Friday November 23 2012
– Police have intensified their war on bikie clubs, cancelling the firearms licences of almost 20 members of clubs around Victoria.
The move follows the seizure of more than 100 licensed guns from dozens of bikies around the state in August. The owners of the guns had their licences suspended by Chief Commissioner Ken Lay at the same time.
Nine members of the Wangaratta-based Tramps motorcycle club had taken legal action against Mr Lay to force him to return their weapons and lift the suspension of the licences.
However, at a Supreme Court hearing in Wangaratta on Thursday, lawyers for Victoria Police told the Tramps Mr Lay had cancelled the licences, despite none of the club’s members having criminal convictions.
It is also understood that members of the Derelicts motorcycle club – based in Benalla – have also had their licences cancelled, and that other bikies from Melbourne-based clubs have been told informally they will also be stripped of their licences.
The decision by Mr Lay to cancel the licences is the clearest sign yet that Victoria Police has stepped up its assault on Victoria’s bikie clubs, which the police and government describe as outlaw motorcycle gangs, a designation disputed by the bikies.
It comes days after the government introduced anti-association legislation, which would allow police to apply to the Supreme Court to have an organisation designated criminal.
If the application is successful, the judge can then make control orders banning members from that group from associating or participating in gang activities, including riding together and wearing club colours and emblems. They would also make similar orders from other states enforceable in Victoria.
Individuals who breach a control order will face up to five years’ jail and organisations can be fined up to $400,000 and have assets confiscated.
Detective Superintendent Peter De Santo, from Victoria Police crime command, confirmed Mr Lay had exercised his discretion to cancel the licences.

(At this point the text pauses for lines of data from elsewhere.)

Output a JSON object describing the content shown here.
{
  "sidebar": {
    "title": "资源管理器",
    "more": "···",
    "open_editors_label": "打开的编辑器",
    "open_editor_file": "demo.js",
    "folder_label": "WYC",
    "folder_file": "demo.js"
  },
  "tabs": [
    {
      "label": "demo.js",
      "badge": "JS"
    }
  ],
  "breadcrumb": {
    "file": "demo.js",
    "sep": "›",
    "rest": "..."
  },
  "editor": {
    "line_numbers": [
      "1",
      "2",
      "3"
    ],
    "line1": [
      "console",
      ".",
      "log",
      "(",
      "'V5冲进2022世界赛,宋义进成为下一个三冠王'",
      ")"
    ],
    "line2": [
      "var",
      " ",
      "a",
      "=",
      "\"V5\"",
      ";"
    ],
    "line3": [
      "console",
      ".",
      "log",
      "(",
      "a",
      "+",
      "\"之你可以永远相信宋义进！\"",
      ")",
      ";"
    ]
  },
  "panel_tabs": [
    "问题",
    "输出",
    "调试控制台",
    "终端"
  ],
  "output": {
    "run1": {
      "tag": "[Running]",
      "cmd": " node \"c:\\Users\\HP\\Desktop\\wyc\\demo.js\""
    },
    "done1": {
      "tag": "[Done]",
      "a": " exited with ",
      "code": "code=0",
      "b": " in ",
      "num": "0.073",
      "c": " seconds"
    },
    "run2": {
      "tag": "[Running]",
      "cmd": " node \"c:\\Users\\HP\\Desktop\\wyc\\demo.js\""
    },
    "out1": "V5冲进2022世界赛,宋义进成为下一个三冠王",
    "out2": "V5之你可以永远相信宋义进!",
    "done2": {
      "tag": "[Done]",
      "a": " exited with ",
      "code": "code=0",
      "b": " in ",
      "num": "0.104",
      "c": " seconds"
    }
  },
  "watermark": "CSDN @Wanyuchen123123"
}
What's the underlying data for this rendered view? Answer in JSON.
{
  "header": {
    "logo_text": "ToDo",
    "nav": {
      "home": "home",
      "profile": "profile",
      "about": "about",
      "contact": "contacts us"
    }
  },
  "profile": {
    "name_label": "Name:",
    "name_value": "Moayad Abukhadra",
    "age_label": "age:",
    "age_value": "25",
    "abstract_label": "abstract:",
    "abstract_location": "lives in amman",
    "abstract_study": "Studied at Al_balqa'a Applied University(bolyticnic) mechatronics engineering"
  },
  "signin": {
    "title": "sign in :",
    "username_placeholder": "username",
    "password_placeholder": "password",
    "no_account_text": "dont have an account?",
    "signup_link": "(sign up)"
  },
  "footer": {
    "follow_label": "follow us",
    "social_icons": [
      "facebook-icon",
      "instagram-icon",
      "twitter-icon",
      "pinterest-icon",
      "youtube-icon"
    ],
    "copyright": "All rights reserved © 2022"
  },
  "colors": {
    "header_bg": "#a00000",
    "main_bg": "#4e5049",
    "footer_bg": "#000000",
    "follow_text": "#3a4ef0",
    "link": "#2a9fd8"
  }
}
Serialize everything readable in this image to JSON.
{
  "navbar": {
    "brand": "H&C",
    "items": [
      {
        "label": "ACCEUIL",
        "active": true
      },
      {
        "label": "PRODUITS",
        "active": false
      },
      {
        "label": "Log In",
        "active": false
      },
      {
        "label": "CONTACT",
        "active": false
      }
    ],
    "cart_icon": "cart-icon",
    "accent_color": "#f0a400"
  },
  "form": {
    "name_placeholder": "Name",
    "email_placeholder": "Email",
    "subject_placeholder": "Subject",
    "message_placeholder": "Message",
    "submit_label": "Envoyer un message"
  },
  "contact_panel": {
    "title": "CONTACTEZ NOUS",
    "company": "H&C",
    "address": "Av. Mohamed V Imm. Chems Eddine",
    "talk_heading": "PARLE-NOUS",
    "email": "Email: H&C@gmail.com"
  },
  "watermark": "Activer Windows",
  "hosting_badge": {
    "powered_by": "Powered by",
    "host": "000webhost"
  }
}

Law Institute of Victoria president Michael Holcroft attacked the cancellation as an example of guilt by association, and said the men would have had to show they were fit and proper persons when given the licences – Dan Oakes